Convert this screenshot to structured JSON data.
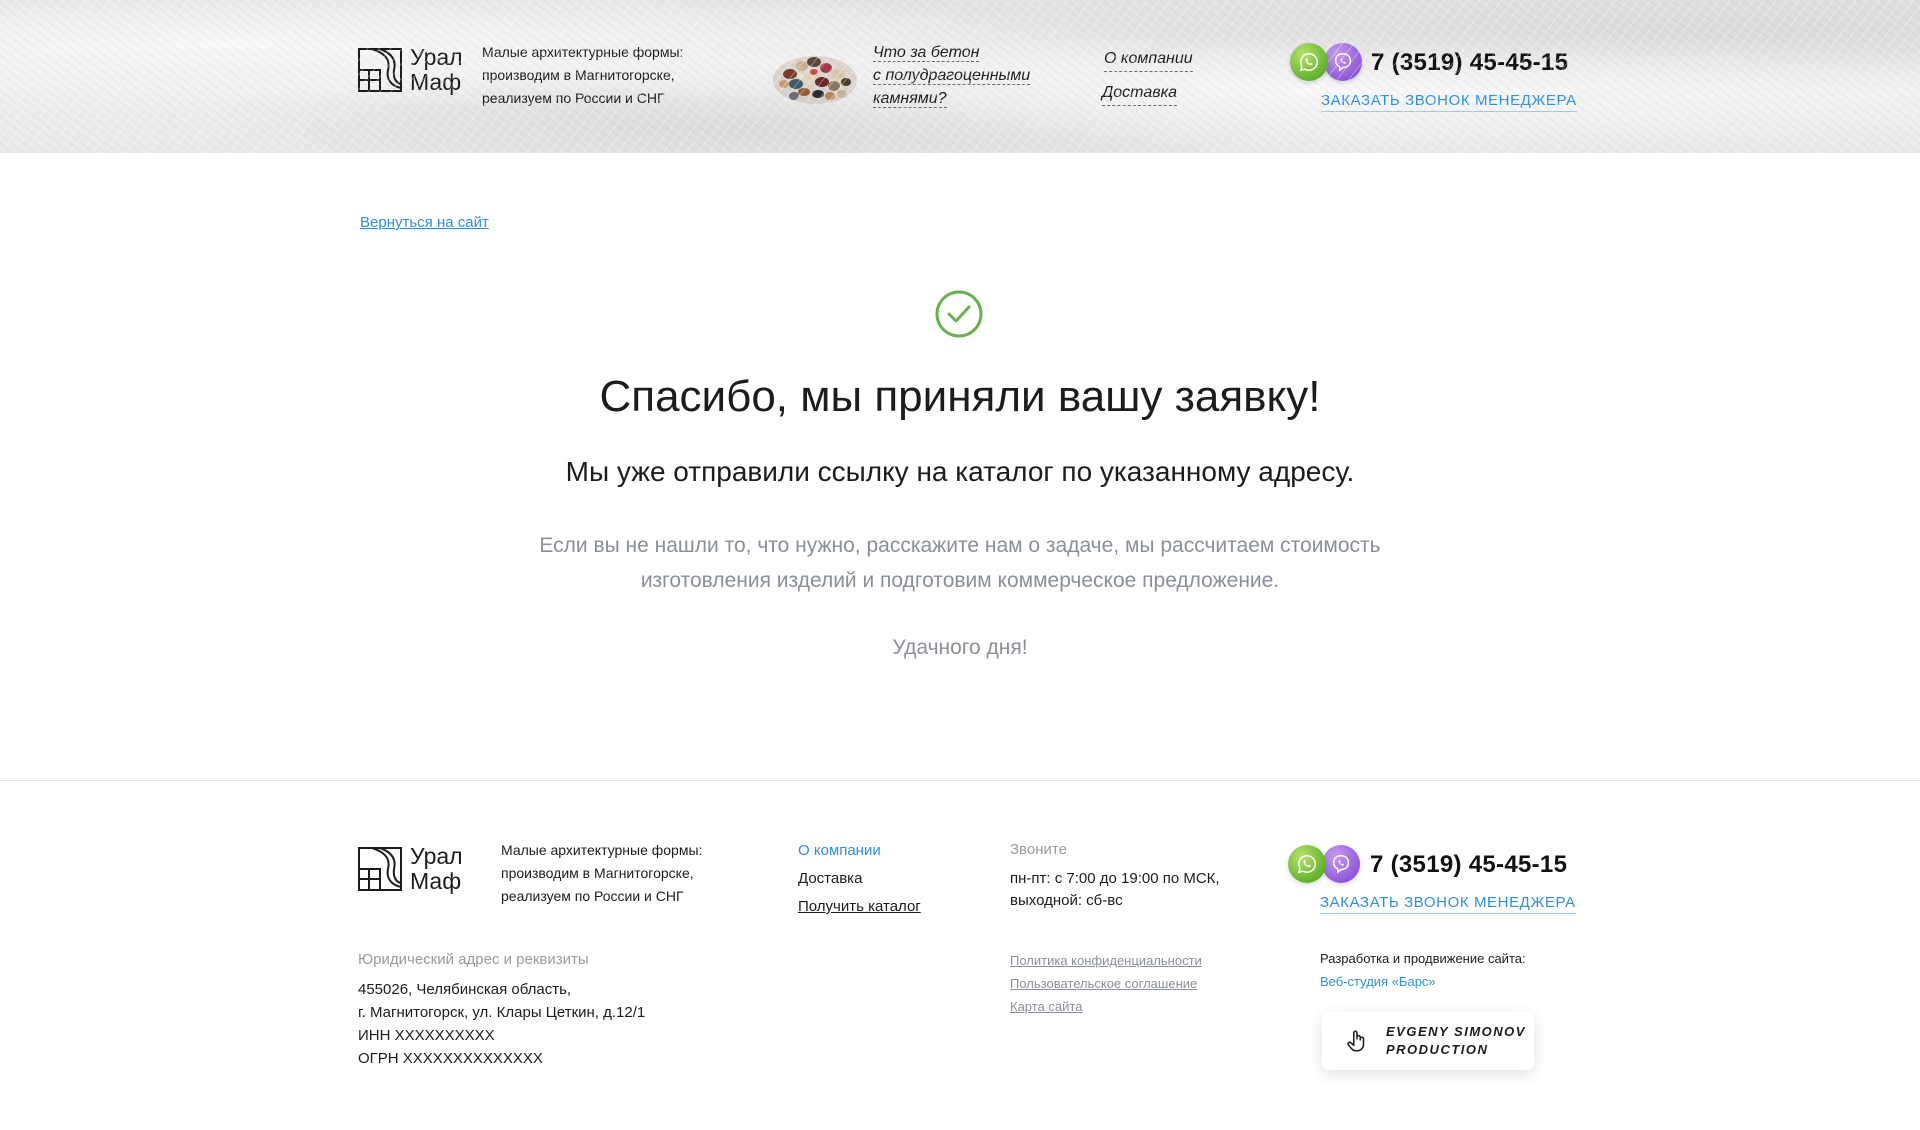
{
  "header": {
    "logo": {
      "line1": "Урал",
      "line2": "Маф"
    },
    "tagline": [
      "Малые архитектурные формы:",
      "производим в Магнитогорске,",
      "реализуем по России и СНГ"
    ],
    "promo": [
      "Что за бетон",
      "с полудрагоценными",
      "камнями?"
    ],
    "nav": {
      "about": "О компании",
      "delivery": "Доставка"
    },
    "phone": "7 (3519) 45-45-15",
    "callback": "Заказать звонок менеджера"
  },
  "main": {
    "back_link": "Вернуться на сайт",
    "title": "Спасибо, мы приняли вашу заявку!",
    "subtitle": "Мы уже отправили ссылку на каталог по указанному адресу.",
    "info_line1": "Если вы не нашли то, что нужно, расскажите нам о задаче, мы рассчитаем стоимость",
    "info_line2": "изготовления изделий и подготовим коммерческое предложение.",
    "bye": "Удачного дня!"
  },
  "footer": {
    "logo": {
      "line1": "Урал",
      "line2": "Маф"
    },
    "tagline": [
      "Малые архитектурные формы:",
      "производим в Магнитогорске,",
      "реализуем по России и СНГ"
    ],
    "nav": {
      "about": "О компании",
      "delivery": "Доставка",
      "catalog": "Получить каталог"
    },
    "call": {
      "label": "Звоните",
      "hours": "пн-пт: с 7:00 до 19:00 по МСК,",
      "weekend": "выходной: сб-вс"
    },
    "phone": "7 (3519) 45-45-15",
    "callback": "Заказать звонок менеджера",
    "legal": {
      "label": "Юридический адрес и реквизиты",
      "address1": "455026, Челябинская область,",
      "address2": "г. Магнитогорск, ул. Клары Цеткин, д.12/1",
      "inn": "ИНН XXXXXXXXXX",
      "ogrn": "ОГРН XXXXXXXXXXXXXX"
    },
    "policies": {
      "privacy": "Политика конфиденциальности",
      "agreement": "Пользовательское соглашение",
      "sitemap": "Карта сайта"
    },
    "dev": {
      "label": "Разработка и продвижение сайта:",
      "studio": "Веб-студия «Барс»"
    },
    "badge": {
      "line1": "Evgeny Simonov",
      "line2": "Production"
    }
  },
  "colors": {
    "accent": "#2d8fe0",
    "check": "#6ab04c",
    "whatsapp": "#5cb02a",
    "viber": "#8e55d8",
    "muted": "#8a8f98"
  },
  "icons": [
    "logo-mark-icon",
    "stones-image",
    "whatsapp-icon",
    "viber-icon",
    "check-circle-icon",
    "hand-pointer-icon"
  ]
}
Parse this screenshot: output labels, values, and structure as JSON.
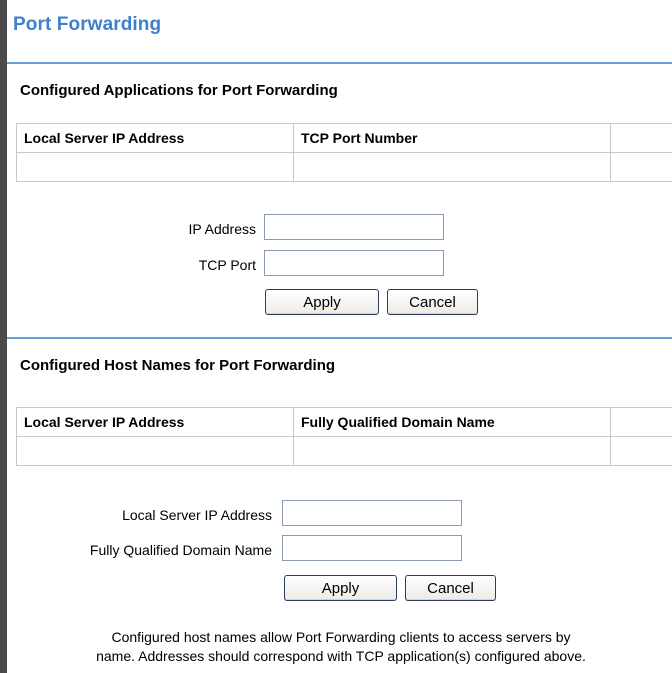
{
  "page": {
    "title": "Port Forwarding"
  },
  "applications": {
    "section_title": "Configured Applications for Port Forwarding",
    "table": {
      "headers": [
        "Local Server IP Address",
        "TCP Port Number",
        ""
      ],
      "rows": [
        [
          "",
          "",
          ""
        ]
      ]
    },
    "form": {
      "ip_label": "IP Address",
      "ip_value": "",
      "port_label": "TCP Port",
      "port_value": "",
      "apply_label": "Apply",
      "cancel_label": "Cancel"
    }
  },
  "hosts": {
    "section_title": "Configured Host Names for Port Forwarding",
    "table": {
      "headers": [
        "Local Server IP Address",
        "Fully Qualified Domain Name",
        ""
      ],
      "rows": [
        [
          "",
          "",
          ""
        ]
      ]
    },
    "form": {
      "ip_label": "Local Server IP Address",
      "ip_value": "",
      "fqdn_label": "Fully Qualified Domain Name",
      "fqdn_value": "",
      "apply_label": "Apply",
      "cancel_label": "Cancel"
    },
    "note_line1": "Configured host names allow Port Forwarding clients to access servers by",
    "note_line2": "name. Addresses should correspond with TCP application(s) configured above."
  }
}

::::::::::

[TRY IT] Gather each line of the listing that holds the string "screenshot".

[SOLUTION FOR THIS EXERCISE]
Convert this screenshot to structured JSON data.
Parse this screenshot: output labels, values, and structure as JSON.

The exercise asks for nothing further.